** Opening DATA LISTING block **

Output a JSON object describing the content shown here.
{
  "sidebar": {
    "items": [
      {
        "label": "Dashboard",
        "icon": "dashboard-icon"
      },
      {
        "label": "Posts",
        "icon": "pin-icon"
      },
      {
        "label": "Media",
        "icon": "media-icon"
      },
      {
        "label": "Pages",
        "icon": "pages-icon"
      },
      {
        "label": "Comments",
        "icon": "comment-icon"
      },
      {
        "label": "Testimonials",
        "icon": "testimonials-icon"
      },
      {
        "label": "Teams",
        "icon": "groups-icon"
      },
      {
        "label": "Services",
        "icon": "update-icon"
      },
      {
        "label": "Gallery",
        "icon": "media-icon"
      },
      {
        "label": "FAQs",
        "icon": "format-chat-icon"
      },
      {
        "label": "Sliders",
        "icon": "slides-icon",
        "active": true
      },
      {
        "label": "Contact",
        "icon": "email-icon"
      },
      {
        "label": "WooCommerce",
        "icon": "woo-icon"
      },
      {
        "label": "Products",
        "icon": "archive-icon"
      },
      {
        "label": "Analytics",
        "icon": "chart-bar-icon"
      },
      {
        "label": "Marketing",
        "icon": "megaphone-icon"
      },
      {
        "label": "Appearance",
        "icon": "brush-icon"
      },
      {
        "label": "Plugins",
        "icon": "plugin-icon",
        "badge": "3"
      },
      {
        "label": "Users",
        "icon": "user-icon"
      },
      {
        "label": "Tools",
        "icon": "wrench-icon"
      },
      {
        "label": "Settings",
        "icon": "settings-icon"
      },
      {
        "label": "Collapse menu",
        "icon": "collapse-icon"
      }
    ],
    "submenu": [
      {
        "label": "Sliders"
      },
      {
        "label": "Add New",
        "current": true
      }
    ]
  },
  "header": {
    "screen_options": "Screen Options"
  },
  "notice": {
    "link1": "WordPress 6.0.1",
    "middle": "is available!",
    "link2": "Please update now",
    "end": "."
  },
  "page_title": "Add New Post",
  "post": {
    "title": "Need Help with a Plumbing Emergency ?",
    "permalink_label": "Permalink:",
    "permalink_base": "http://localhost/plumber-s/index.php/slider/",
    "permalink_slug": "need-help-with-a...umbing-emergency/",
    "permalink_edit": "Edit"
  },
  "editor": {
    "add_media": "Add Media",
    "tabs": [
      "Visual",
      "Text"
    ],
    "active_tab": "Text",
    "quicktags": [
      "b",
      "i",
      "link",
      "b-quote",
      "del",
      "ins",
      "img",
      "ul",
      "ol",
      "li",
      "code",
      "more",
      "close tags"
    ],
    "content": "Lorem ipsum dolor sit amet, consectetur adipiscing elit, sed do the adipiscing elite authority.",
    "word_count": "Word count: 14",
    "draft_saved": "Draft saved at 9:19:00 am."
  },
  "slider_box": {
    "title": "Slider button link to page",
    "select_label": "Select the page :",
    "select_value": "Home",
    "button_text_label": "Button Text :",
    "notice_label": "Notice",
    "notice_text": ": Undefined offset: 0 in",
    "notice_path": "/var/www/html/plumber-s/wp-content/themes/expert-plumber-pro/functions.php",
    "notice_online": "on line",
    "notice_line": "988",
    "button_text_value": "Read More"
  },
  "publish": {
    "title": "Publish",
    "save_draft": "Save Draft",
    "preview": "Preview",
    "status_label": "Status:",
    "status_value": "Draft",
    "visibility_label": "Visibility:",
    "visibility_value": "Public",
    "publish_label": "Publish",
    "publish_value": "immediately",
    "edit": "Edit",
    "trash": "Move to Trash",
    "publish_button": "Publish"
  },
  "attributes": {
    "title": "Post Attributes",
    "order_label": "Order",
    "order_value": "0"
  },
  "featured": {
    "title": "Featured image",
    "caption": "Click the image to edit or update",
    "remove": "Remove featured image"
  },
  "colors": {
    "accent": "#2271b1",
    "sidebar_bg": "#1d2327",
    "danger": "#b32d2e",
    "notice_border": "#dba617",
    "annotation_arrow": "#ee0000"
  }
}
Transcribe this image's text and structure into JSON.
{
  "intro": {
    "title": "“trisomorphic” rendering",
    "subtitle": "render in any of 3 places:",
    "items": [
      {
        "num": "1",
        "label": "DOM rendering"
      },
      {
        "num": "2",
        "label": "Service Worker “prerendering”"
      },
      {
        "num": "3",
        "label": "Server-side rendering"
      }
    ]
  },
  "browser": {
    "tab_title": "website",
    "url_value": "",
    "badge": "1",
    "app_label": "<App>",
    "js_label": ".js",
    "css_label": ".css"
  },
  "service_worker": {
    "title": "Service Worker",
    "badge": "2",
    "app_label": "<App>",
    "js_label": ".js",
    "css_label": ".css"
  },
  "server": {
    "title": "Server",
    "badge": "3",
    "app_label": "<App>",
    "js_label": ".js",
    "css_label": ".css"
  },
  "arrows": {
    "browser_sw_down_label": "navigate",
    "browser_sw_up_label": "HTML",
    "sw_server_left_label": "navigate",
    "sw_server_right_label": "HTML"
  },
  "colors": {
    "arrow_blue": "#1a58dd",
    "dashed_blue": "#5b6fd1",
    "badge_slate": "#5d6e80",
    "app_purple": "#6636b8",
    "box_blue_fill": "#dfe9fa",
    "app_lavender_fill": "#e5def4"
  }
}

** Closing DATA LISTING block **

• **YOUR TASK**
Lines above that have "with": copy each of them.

• **EXERCISE ANSWER**
    "title": "Need Help with a Plumbing Emergency ?",
    "permalink_slug": "need-help-with-a...umbing-emergency/",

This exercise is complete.